Website provides answers
The USDA’s Agriculture Marketing Service maintains a public web database of all of the PVP certificates for plant varieties that currently or have ever had PVP protection status. Whether or not certification is required is recorded on an ST- 470 form, which is attached to the database as an individual PDF for each variety.
To help, Practical Farmers of Iowa created a spreadsheet that includes over 150 oat varieties, and the certification and protections they currently have as of 2019. You can download the full version of the spreadsheet from Practical Farmers of Iowa.

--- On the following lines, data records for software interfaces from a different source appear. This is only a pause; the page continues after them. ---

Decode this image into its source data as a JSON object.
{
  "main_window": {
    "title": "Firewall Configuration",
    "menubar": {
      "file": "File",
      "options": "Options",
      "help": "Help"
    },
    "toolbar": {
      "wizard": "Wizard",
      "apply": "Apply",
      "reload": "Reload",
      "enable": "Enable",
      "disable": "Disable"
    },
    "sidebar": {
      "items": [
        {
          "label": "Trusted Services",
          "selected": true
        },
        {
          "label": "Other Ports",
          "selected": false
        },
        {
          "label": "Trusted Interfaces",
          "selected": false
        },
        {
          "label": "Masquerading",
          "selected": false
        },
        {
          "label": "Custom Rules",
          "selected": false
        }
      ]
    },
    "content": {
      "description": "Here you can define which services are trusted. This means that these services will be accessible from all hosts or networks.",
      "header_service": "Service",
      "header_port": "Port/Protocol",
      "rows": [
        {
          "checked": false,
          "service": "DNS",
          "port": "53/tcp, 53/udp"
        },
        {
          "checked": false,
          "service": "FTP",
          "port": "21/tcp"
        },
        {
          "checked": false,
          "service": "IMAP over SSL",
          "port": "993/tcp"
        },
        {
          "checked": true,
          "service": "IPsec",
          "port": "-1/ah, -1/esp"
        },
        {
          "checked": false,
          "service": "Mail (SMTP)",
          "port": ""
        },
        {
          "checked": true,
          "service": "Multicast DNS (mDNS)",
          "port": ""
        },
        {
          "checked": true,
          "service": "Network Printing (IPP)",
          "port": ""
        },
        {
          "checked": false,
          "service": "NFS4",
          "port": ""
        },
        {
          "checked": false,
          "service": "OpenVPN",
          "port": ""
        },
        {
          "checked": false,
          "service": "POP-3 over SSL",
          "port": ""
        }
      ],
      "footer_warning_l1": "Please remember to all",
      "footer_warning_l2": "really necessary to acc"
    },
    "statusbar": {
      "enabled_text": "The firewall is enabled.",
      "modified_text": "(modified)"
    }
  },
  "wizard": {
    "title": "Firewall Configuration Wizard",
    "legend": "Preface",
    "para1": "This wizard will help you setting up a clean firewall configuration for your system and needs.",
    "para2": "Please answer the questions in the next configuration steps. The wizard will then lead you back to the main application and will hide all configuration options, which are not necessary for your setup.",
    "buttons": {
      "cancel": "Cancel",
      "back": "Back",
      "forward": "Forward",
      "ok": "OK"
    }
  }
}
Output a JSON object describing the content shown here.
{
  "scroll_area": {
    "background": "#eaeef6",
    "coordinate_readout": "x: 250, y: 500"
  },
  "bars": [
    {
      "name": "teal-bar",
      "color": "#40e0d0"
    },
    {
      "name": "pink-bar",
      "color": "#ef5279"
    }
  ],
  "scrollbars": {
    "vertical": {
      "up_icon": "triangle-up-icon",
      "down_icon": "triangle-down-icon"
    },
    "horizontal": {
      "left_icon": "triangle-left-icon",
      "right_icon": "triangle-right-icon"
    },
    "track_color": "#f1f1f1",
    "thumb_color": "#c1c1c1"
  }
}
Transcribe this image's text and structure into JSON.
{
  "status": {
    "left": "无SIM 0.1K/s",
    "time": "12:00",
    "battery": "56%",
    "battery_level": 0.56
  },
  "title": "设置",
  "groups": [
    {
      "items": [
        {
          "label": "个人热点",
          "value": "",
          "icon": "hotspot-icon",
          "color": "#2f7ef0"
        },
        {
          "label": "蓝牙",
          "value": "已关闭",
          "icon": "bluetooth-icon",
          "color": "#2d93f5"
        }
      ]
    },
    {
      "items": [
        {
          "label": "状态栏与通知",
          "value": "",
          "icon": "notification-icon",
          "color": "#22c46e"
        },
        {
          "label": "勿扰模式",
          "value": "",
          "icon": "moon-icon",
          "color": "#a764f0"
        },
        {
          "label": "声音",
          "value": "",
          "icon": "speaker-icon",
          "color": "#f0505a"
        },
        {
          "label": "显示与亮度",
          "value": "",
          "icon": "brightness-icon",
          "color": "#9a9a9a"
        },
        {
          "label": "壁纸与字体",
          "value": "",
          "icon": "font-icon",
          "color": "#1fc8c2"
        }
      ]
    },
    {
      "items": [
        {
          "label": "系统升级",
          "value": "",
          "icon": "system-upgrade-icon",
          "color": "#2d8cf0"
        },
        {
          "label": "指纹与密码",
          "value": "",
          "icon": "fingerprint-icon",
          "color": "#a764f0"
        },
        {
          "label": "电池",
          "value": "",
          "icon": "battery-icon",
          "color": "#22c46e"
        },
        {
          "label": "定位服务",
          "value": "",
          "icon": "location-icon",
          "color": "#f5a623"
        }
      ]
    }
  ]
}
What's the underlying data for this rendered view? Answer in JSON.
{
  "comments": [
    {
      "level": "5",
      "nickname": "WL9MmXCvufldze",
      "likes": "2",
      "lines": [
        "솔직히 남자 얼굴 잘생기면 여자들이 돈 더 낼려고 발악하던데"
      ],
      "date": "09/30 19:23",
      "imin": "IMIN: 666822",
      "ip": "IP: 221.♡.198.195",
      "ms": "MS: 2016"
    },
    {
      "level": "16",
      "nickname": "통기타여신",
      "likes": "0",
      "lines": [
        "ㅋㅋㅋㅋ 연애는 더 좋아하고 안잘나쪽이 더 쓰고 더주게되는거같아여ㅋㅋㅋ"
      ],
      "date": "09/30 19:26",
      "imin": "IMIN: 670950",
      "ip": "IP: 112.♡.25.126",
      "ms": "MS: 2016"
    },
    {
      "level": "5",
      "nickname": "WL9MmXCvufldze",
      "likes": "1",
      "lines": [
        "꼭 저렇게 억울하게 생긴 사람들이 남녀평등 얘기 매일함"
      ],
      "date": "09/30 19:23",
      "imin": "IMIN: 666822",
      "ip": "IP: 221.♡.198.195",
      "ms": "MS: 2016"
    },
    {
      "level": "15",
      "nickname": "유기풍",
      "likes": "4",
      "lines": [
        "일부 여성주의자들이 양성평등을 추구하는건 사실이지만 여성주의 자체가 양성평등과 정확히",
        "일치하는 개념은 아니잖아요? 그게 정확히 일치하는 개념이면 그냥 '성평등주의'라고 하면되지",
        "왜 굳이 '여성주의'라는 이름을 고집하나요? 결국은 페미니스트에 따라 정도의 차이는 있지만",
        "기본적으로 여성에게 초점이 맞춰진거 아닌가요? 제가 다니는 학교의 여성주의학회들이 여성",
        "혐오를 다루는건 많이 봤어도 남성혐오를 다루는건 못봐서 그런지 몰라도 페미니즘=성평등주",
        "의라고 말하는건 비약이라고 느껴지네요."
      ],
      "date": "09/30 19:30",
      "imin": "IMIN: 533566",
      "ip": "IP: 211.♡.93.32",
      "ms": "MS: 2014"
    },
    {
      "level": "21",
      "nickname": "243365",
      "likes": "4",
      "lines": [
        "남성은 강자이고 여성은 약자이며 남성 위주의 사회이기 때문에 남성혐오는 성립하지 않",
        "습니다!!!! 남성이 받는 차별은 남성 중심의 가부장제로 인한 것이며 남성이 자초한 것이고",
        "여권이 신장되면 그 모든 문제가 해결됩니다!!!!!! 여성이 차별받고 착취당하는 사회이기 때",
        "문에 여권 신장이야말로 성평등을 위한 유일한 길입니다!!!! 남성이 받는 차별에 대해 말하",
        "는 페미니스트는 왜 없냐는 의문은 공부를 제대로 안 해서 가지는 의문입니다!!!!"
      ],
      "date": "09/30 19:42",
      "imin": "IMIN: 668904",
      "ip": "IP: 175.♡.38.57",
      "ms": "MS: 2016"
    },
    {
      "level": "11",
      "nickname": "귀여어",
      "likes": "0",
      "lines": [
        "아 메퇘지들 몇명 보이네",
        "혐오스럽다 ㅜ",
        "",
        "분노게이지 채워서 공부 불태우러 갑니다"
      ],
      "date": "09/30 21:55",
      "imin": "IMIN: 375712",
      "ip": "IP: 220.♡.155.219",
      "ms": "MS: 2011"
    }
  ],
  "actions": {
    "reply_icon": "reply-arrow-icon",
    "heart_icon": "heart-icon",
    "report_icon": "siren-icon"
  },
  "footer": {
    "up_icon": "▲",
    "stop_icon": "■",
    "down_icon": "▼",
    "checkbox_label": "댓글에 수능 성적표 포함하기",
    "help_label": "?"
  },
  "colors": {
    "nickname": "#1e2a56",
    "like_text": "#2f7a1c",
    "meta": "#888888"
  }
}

This spreadsheet shows you whether a given variety has “certification required” under the Title V option of the PVP act. To sell any variety under this option, the seller must first apply for certification with a state certifying agency to gain authorization to sell the seed. In most states (Iowa included), this agency is the Crop Improvement Association. Additionally, the producer has to plant foundation seed, undergo a field inspection, and condition and test the seed at a licensed facility.
If the variety falls under “certification not required,” this means it is not protected by Title V (Non-Title V). Under this option, the prospective seed producer must obtain authorization in order to legally sell seed from the variety, but the other steps of certification through the crop improvement association are not required.
For non-Title V PVP classification, the prospective seed producers must arrange the details of the authorization process with the owner of the variety (also listed in the worksheet). In some cases, the owner may require you to sign a license or other contract that could include royalty payments or fees or production stipulations for the use of the variety.
Alternatively, owners may not require a license at all. It is a good idea to get your communication with the owner in writing, especially if there is no license or contract, so that you have some documentation that you contacted them and obtained permission to grow the variety for seed.
A few exceptions to PVP
There are a small handful of cases where varieties have been granted PVP protection but can still be produced without authorization from the owner or certification from the crop improvement association. For example, if PVP is in effect for both Title V and non-Title V PVP classification, farmers may save seed to replant on their farm the following year but cannot sell this seed for planting purposes unless authorized.
Another example is similar to copyright or patents: PVP does not protect intellectual property forever and eventually the varieties enter something like the public domain. PVP protection is only effective for 20 years starting from the application date. Once the PVP expires, there are no certification or owner authorization requirements to produce seed from that variety. For this reason, old oat varieties like Jerry and Ogle with expired PVP have been the most popular varieties used for cover crop seed production; however, their poor resistance to disease and low productivity make these varieties risky and troublesome to produce.
The regulatory authority for PVP protections is the Plant Variety Protection office, a division of USDA’s Agricultural Marketing Service.
For more information about patents on oat varieties, and the regulation of seed sales as it relates to small grains and cover crop seeds, see Practical Farmers of Iowa’s blog on the topic.
Bower is strategic initiatives manager for PFI and Becker is a sustainable agriculture assistant.